▶ _What you need to do_
Reproduce all of the entries character for character, while leaving out any pictures they contain.

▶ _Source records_
============================================================

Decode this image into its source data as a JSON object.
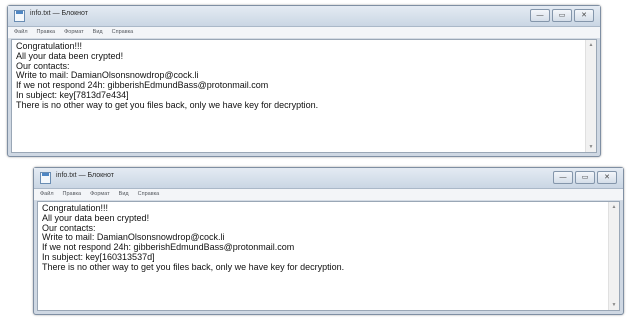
{
  "window1": {
    "title": "info.txt — Блокнот",
    "controls": {
      "minimize": "—",
      "maximize": "▭",
      "close": "✕"
    },
    "menu": [
      "Файл",
      "Правка",
      "Формат",
      "Вид",
      "Справка"
    ],
    "lines": [
      "Congratulation!!!",
      "All your data been crypted!",
      "Our contacts:",
      "Write to mail: DamianOlsonsnowdrop@cock.li",
      "If we not respond 24h: gibberishEdmundBass@protonmail.com",
      "In subject: key[7813d7e434]",
      "There is no other way to get you files back, only we have key for decryption."
    ]
  },
  "window2": {
    "title": "info.txt — Блокнот",
    "controls": {
      "minimize": "—",
      "maximize": "▭",
      "close": "✕"
    },
    "menu": [
      "Файл",
      "Правка",
      "Формат",
      "Вид",
      "Справка"
    ],
    "lines": [
      "Congratulation!!!",
      "All your data been crypted!",
      "Our contacts:",
      "Write to mail: DamianOlsonsnowdrop@cock.li",
      "If we not respond 24h: gibberishEdmundBass@protonmail.com",
      "In subject: key[160313537d]",
      "There is no other way to get you files back, only we have key for decryption."
    ]
  }
}
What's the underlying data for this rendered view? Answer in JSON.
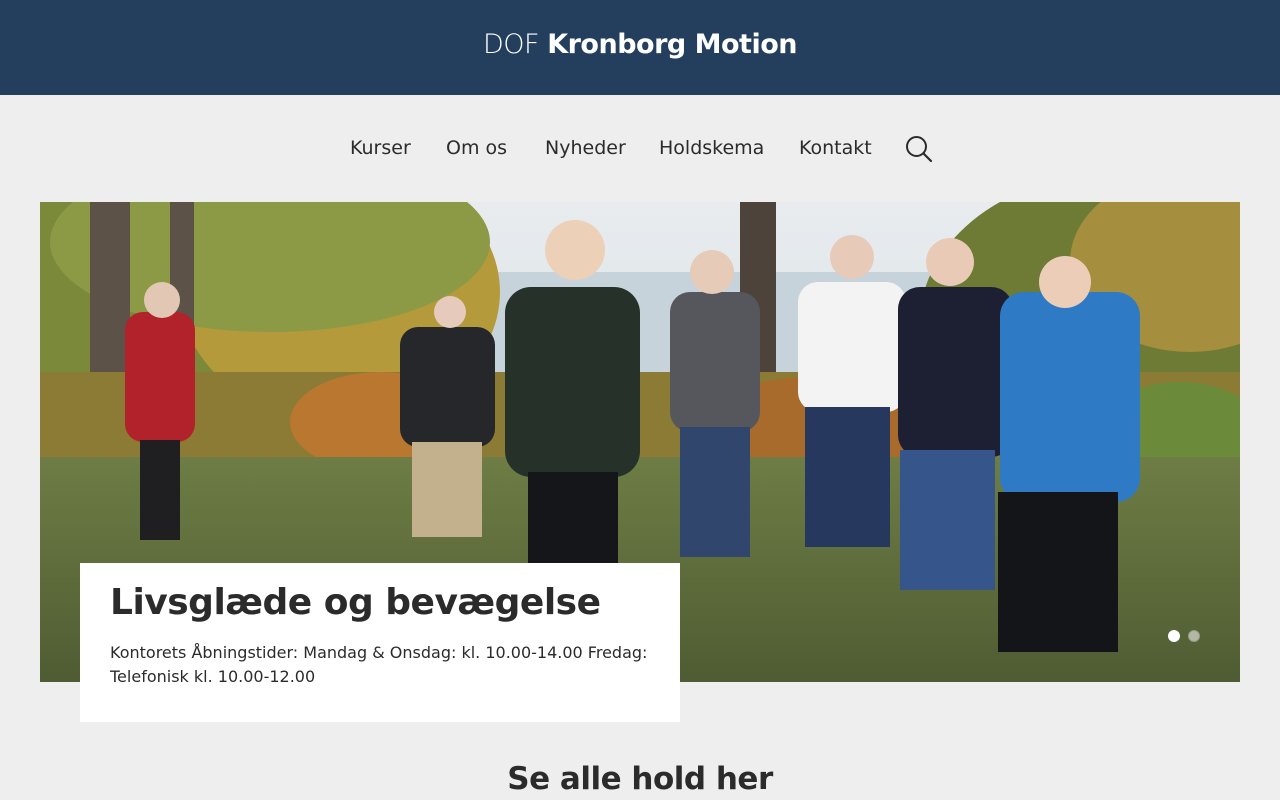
{
  "header": {
    "logo_prefix": "DOF",
    "logo_name": "Kronborg Motion",
    "background_color": "#243f5e"
  },
  "nav": {
    "items": [
      {
        "label": "Kurser"
      },
      {
        "label": "Om os"
      },
      {
        "label": "Nyheder"
      },
      {
        "label": "Holdskema"
      },
      {
        "label": "Kontakt"
      }
    ],
    "search_icon": "search-icon"
  },
  "hero": {
    "image": "photo of a group of women walking on grass with trees and sea in the background",
    "slides_total": 2,
    "active_slide": 1,
    "card": {
      "title": "Livsglæde og bevægelse",
      "text": "Kontorets Åbningstider: Mandag & Onsdag: kl. 10.00-14.00 Fredag: Telefonisk kl. 10.00-12.00"
    }
  },
  "section": {
    "title": "Se alle hold her"
  },
  "colors": {
    "page_background": "#eeeeee",
    "text": "#2b2b2b",
    "card_background": "#ffffff"
  }
}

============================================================

▶ _Result for this exercise_
Decode this image into its source data as a JSON object.
{
  "window1": {
    "title": "info.txt — Блокнот",
    "controls": {
      "minimize": "—",
      "maximize": "▭",
      "close": "✕"
    },
    "menu": [
      "Файл",
      "Правка",
      "Формат",
      "Вид",
      "Справка"
    ],
    "lines": [
      "Congratulation!!!",
      "All your data been crypted!",
      "Our contacts:",
      "Write to mail: DamianOlsonsnowdrop@cock.li",
      "If we not respond 24h: gibberishEdmundBass@protonmail.com",
      "In subject: key[7813d7e434]",
      "There is no other way to get you files back, only we have key for decryption."
    ]
  },
  "window2": {
    "title": "info.txt — Блокнот",
    "controls": {
      "minimize": "—",
      "maximize": "▭",
      "close": "✕"
    },
    "menu": [
      "Файл",
      "Правка",
      "Формат",
      "Вид",
      "Справка"
    ],
    "lines": [
      "Congratulation!!!",
      "All your data been crypted!",
      "Our contacts:",
      "Write to mail: DamianOlsonsnowdrop@cock.li",
      "If we not respond 24h: gibberishEdmundBass@protonmail.com",
      "In subject: key[160313537d]",
      "There is no other way to get you files back, only we have key for decryption."
    ]
  }
}
What's the underlying data for this rendered view? Answer in JSON.
{
  "header": {
    "logo_prefix": "DOF",
    "logo_name": "Kronborg Motion",
    "background_color": "#243f5e"
  },
  "nav": {
    "items": [
      {
        "label": "Kurser"
      },
      {
        "label": "Om os"
      },
      {
        "label": "Nyheder"
      },
      {
        "label": "Holdskema"
      },
      {
        "label": "Kontakt"
      }
    ],
    "search_icon": "search-icon"
  },
  "hero": {
    "image": "photo of a group of women walking on grass with trees and sea in the background",
    "slides_total": 2,
    "active_slide": 1,
    "card": {
      "title": "Livsglæde og bevægelse",
      "text": "Kontorets Åbningstider: Mandag & Onsdag: kl. 10.00-14.00 Fredag: Telefonisk kl. 10.00-12.00"
    }
  },
  "section": {
    "title": "Se alle hold her"
  },
  "colors": {
    "page_background": "#eeeeee",
    "text": "#2b2b2b",
    "card_background": "#ffffff"
  }
}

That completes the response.